Below is an excellent history of U.S. public housing by our gifted Architecture Editor, Brian Pape. The article was prompted by the now year-long discussion here in New York to take government out of the building and maintaining of housing for the permanently poor and to invite developers via a competitive Request for Proposal (RFP ) to build apartment buildings that would compete with other apartment buildings seeking to rent to tenants willing and able to pay, and continue to pay, market rates, and then have 30% of the apartments made available to New York’s two million permanently poor.
Most of the objections to this solution have been prompted by the utter failure of the City to maintain public housing. (WNBC has a podcast showing swarming rats running over a kitchen sink and worst of all a baby on a nightly feeding tube exhibiting scars from sharing the tube with the rats through the night.)

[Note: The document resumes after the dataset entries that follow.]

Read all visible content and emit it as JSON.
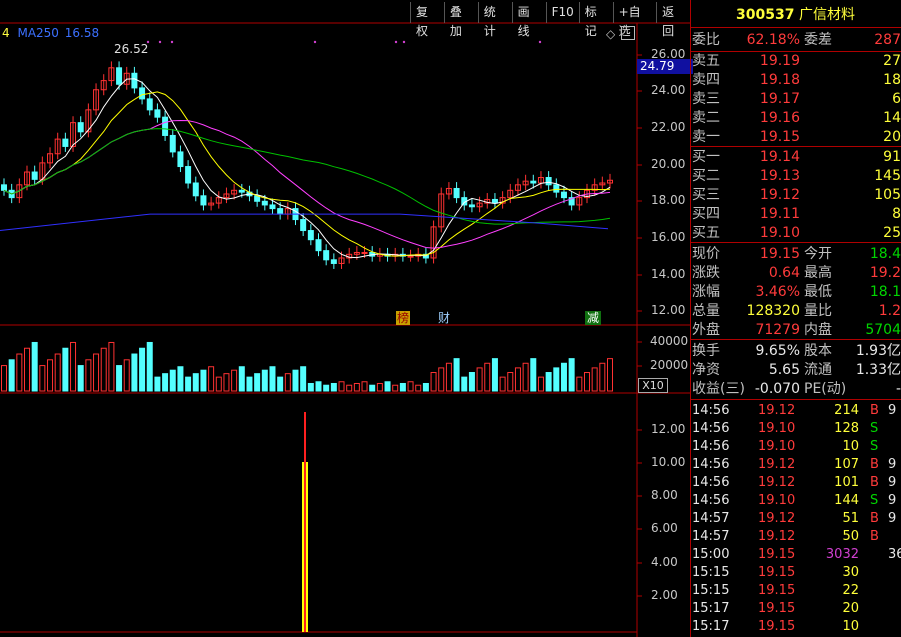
{
  "toolbar": [
    "复权",
    "叠加",
    "统计",
    "画线",
    "F10",
    "标记",
    "+自选",
    "返回"
  ],
  "ma_legend": {
    "prefix": "4",
    "label": "MA250",
    "value": "16.58"
  },
  "peak_label": "26.52",
  "price_axis": [
    "26.00",
    "24.00",
    "22.00",
    "20.00",
    "18.00",
    "16.00",
    "14.00",
    "12.00"
  ],
  "price_marker": "24.79",
  "vol_axis": [
    "40000",
    "20000"
  ],
  "vol_unit": "X10",
  "ind_axis": [
    "12.00",
    "10.00",
    "8.00",
    "6.00",
    "4.00",
    "2.00"
  ],
  "events": {
    "bang": "榜",
    "cai": "财",
    "jian": "减"
  },
  "colors": {
    "up": "#ff3232",
    "down": "#54ffff",
    "ma1": "#ffffff",
    "ma2": "#ffff00",
    "ma3": "#ff40ff",
    "ma4": "#00c000",
    "ma5": "#3030ff",
    "grid": "#b00000"
  },
  "quote": {
    "code": "300537",
    "name": "广信材料",
    "weibi_label": "委比",
    "weibi": "62.18%",
    "weicha_label": "委差",
    "weicha": "287",
    "asks": [
      {
        "label": "卖五",
        "price": "19.19",
        "vol": "27"
      },
      {
        "label": "卖四",
        "price": "19.18",
        "vol": "18"
      },
      {
        "label": "卖三",
        "price": "19.17",
        "vol": "6"
      },
      {
        "label": "卖二",
        "price": "19.16",
        "vol": "14"
      },
      {
        "label": "卖一",
        "price": "19.15",
        "vol": "20"
      }
    ],
    "bids": [
      {
        "label": "买一",
        "price": "19.14",
        "vol": "91"
      },
      {
        "label": "买二",
        "price": "19.13",
        "vol": "145"
      },
      {
        "label": "买三",
        "price": "19.12",
        "vol": "105"
      },
      {
        "label": "买四",
        "price": "19.11",
        "vol": "8"
      },
      {
        "label": "买五",
        "price": "19.10",
        "vol": "25"
      }
    ],
    "stats": [
      {
        "l1": "现价",
        "v1": "19.15",
        "l2": "今开",
        "v2": "18.4"
      },
      {
        "l1": "涨跌",
        "v1": "0.64",
        "l2": "最高",
        "v2": "19.2"
      },
      {
        "l1": "涨幅",
        "v1": "3.46%",
        "l2": "最低",
        "v2": "18.1"
      },
      {
        "l1": "总量",
        "v1": "128320",
        "l2": "量比",
        "v2": "1.2"
      },
      {
        "l1": "外盘",
        "v1": "71279",
        "l2": "内盘",
        "v2": "5704"
      }
    ],
    "stats2": [
      {
        "l1": "换手",
        "v1": "9.65%",
        "l2": "股本",
        "v2": "1.93亿"
      },
      {
        "l1": "净资",
        "v1": "5.65",
        "l2": "流通",
        "v2": "1.33亿"
      },
      {
        "l1": "收益(三)",
        "v1": "-0.070",
        "l2": "PE(动)",
        "v2": "-"
      }
    ]
  },
  "ticks": [
    {
      "time": "14:56",
      "price": "19.12",
      "vol": "214",
      "dir": "B",
      "extra": "9"
    },
    {
      "time": "14:56",
      "price": "19.10",
      "vol": "128",
      "dir": "S",
      "extra": ""
    },
    {
      "time": "14:56",
      "price": "19.10",
      "vol": "10",
      "dir": "S",
      "extra": ""
    },
    {
      "time": "14:56",
      "price": "19.12",
      "vol": "107",
      "dir": "B",
      "extra": "9"
    },
    {
      "time": "14:56",
      "price": "19.12",
      "vol": "101",
      "dir": "B",
      "extra": "9"
    },
    {
      "time": "14:56",
      "price": "19.10",
      "vol": "144",
      "dir": "S",
      "extra": "9"
    },
    {
      "time": "14:57",
      "price": "19.12",
      "vol": "51",
      "dir": "B",
      "extra": "9"
    },
    {
      "time": "14:57",
      "price": "19.12",
      "vol": "50",
      "dir": "B",
      "extra": ""
    },
    {
      "time": "15:00",
      "price": "19.15",
      "vol": "3032",
      "dir": "",
      "extra": "36"
    },
    {
      "time": "15:15",
      "price": "19.15",
      "vol": "30",
      "dir": "",
      "extra": ""
    },
    {
      "time": "15:15",
      "price": "19.15",
      "vol": "22",
      "dir": "",
      "extra": ""
    },
    {
      "time": "15:17",
      "price": "19.15",
      "vol": "20",
      "dir": "",
      "extra": ""
    },
    {
      "time": "15:17",
      "price": "19.15",
      "vol": "10",
      "dir": "",
      "extra": ""
    }
  ]
}
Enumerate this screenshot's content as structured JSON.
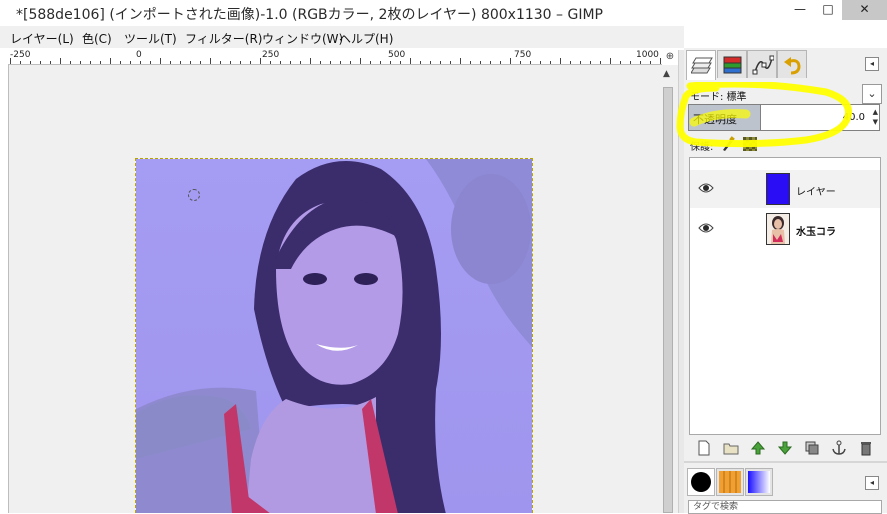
{
  "window": {
    "title": "*[588de106] (インポートされた画像)-1.0 (RGBカラー, 2枚のレイヤー) 800x1130 – GIMP",
    "minimize": "—",
    "maximize": "□",
    "close": "✕"
  },
  "menu": [
    {
      "label": "レイヤー(L)"
    },
    {
      "label": "色(C)"
    },
    {
      "label": "ツール(T)"
    },
    {
      "label": "フィルター(R)"
    },
    {
      "label": "ウィンドウ(W)"
    },
    {
      "label": "ヘルプ(H)"
    }
  ],
  "ruler": {
    "labels": [
      "-250",
      "0",
      "250",
      "500",
      "750",
      "1000"
    ]
  },
  "layers_panel": {
    "mode_label": "モード: 標準",
    "opacity_label": "不透明度",
    "opacity_value": "40.0",
    "opacity_fraction": 0.4,
    "lock_label": "保護:",
    "layers": [
      {
        "name": "レイヤー",
        "thumb": "solid-blue",
        "color": "#2a0cf5",
        "visible": true,
        "selected": true
      },
      {
        "name": "水玉コラ",
        "thumb": "photo",
        "visible": true,
        "selected": false
      }
    ],
    "tag_search_placeholder": "タグで検索"
  },
  "colors": {
    "overlay_tint": "#7b6cff",
    "highlight": "#ffff00",
    "layer_blue": "#2a0cf5",
    "selection_border": "#b8a400"
  },
  "icons": {
    "tabs": [
      "layers-icon",
      "channels-icon",
      "paths-icon",
      "undo-history-icon"
    ],
    "layer_buttons": [
      "new-layer-icon",
      "new-layer-group-icon",
      "raise-layer-icon",
      "lower-layer-icon",
      "duplicate-layer-icon",
      "anchor-layer-icon",
      "delete-layer-icon"
    ],
    "brush_tabs": [
      "brushes-icon",
      "patterns-icon",
      "gradients-icon"
    ]
  }
}
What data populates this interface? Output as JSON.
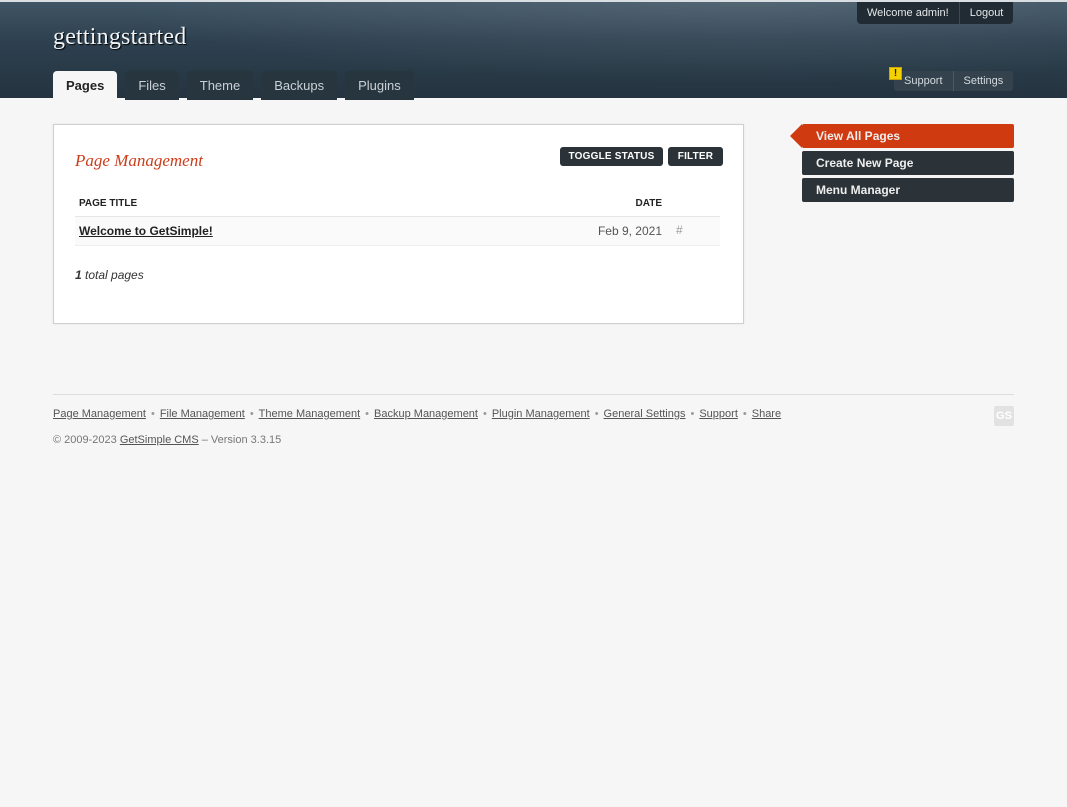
{
  "header": {
    "site_title": "gettingstarted",
    "welcome": "Welcome admin!",
    "logout": "Logout",
    "tabs": [
      {
        "label": "Pages",
        "active": true
      },
      {
        "label": "Files"
      },
      {
        "label": "Theme"
      },
      {
        "label": "Backups"
      },
      {
        "label": "Plugins"
      }
    ],
    "alert_glyph": "!",
    "right_links": [
      "Support",
      "Settings"
    ]
  },
  "main": {
    "heading": "Page Management",
    "toggle_status": "TOGGLE STATUS",
    "filter": "FILTER",
    "columns": {
      "title": "PAGE TITLE",
      "date": "DATE"
    },
    "rows": [
      {
        "title": "Welcome to GetSimple!",
        "date": "Feb 9, 2021",
        "link": "#"
      }
    ],
    "total_count": "1",
    "total_label": " total pages"
  },
  "sidebar": {
    "items": [
      {
        "label": "View All Pages",
        "current": true
      },
      {
        "label": "Create New Page"
      },
      {
        "label": "Menu Manager"
      }
    ]
  },
  "footer": {
    "links": [
      "Page Management",
      "File Management",
      "Theme Management",
      "Backup Management",
      "Plugin Management",
      "General Settings",
      "Support",
      "Share"
    ],
    "separator": "•",
    "copyright_prefix": "© 2009-2023 ",
    "cms_name": "GetSimple CMS",
    "version": " – Version 3.3.15",
    "logo_text": "GS"
  },
  "colors": {
    "accent": "#cf3a10",
    "header_bg": "#2e4150",
    "dark_button": "#2b3338"
  }
}
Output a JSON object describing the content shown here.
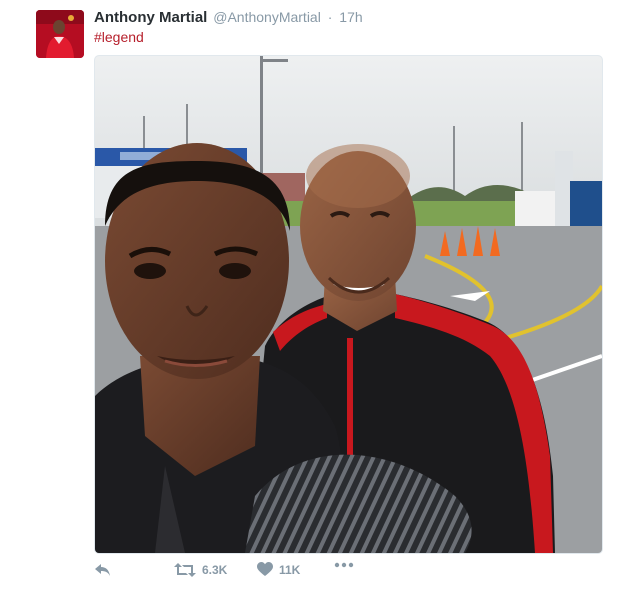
{
  "tweet": {
    "author_name": "Anthony Martial",
    "handle": "@AnthonyMartial",
    "separator": "·",
    "time": "17h",
    "text": "#legend",
    "hashtag": "#legend",
    "retweet_count": "6.3K",
    "like_count": "11K"
  },
  "icons": {
    "reply": "reply-icon",
    "retweet": "retweet-icon",
    "like": "heart-icon",
    "more": "more-icon"
  },
  "colors": {
    "hashtag": "#b61f2b",
    "muted": "#8899a6",
    "avatar_bg": "#c8102e"
  }
}
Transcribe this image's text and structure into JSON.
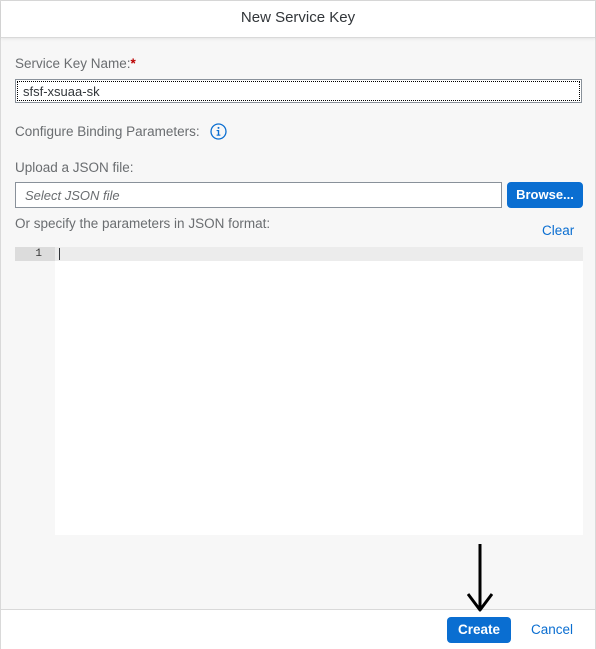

There is no question that massive public housing does not work. The City Council and current NYCHA management continue to make obsequious noises as they invite NYCHA activists to voice their solution, which is essentially tax the rich and fix our NYCHA.
I am betting that the city will go ahead and carve out a plot on the Fulton housing campus and build New York’s first mixed income building and then go on to demolish and rebuild all of the buildings to arrive at the first neighborhood in New York that integrates incomes by law.
I am a firm believer that laws designed to correct a social inequity in one decade create social inequities of their own in the next—take rent control—so I’m anxious about buildings with legally enforced integration. The sprawl of NYCHA needs to be ended and the buildings demolished so, OK, let’s have enforced 70-30 integration.